Exclusive interview with Dhesan Moodley – General Manager of Arcelor Mittal’s Saldanha Works. As the single largest electricity consumer in the Western Cape, the steel plant participated in an Industrial Energy Efficiency Improvement Project that has resulted in an astounding R90 million energy bill savings in one year. Arcelor Mittal is offering a unique opportunity to a limited number of African Utility Week delegates during a site visit on 16 May.
Can you we start of with some background about ArcelorMittal Saldanha Works?
Saldanha Works is a Flat rolling Integrated Steel facility that produces 1.2 million hot rolled coil (HRC). HRC from Saldanha is mainly exported, with approximately 20% sold on the local market. There are three main areas within the plant – Iron Making (producing Liquid iron and Direct reduced iron), Steel making that has two converter arc furnaces (CONARC), ladle furnaces and a thin slab caster followed by Rolling with a Hot strip Mill and Temper Mill.
Any projects that are underway or in the planning that you are particularly excited about?
We are in the process to sign a biogas (from a bio-digester) facility to replace our LPG in certain areas of the plant. We saved 10.6MW on baseline in 2012 or 92.8 GWh.
What specific measures have you taken to manage energy, water and waste at the plant?

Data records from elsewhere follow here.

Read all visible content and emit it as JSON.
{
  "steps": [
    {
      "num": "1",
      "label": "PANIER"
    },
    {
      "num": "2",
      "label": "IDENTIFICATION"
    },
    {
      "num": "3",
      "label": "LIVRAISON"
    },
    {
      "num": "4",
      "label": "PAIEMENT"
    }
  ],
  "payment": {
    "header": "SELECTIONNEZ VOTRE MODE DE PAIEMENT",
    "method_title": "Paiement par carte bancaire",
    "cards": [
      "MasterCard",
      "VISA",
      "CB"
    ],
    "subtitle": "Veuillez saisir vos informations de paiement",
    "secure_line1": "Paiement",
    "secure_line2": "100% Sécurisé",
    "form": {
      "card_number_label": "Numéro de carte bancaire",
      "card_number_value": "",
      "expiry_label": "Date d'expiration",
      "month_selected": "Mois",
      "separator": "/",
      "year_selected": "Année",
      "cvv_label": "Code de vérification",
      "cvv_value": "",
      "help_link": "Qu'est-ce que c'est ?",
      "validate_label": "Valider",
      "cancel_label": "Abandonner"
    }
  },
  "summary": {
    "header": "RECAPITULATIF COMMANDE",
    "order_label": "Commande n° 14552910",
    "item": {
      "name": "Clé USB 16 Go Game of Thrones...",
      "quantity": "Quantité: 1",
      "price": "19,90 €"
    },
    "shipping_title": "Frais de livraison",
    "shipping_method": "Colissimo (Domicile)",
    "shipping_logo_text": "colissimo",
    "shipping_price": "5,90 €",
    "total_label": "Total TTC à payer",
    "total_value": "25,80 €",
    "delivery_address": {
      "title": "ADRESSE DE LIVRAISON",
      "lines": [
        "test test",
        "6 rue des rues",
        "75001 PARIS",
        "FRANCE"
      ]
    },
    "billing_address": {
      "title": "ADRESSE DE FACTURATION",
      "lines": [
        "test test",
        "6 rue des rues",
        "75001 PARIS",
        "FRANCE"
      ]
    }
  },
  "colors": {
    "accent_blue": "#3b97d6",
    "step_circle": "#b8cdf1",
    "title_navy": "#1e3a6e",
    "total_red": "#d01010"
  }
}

Saldanha launched a focussed energy management strategy in 2010. Resources were allocated both in terms of people and capital expenditure. Initially the potential was determined through an existing project list and doing an energy audit on the plant to determine further possible savings. ISO 50001 was implemented and energy management is now part of our daily routines. Energy saved: baseline value 160 MW (saved 10.6MW on baseline in 2012) or 6.6%.
Any highlights of successful projects you can share with us?
We have implemented various VSD projects that delivered greater savings than expected. This has proved to be sound technology given the correct application. We are also very proud of our waste heat project at the Roller Hearth Furnace where waste heat was used to replace a diesel heater at the Air Separation plant. We have also done some optimisation projects at the water plant on pump systems that required no capital expenditure.
What are the main lessons you have learnt?
- You need to assign resources if you are really serious about energy savings.
- You need to train people – a good technical person still needs to be trained in energy savings and the NCPC/ UNIDO program (supported by the DTI and DOE) is really an affordable way to train your staff to think and implement energy savings initiatives.
- Introducing savings is relatively easy. Sustaining these savings can be quite difficult especially if it is achieved by changing human behaviour. You need to incorporate it in your management infrastructure and implement a system such as ISO 50001 to entrench and sustain such savings.
What can the delegates during the Large Power Users site visit to ArcelorMittal Saldanha Works expect from the visit?
- RHF Flue gas capture to heat Diesel at ASU
- Optimization of Compressed Air at ASU
- Water treatment plant System 1 and 14
What will be your message at African Utility Week this year?
Once you start focusing on energy savings there are numerous opportunities to achieve savings.
How have the increased energy tariff and carbon tax influenced the business, particularly in the light of the fact that you are the biggest energy consumer in the Western Cape?
The increased energy tariff and carbon tax is a significant risk for the plant. We are focussed on the export market, specifically in Africa and we are competing against China and India. These countries do not experience any of the cost increases mentioned. The viability of export facilities is at risk with these increases. This obviously has significant potential impact on the economy, not just local, but also on the fiscal balance.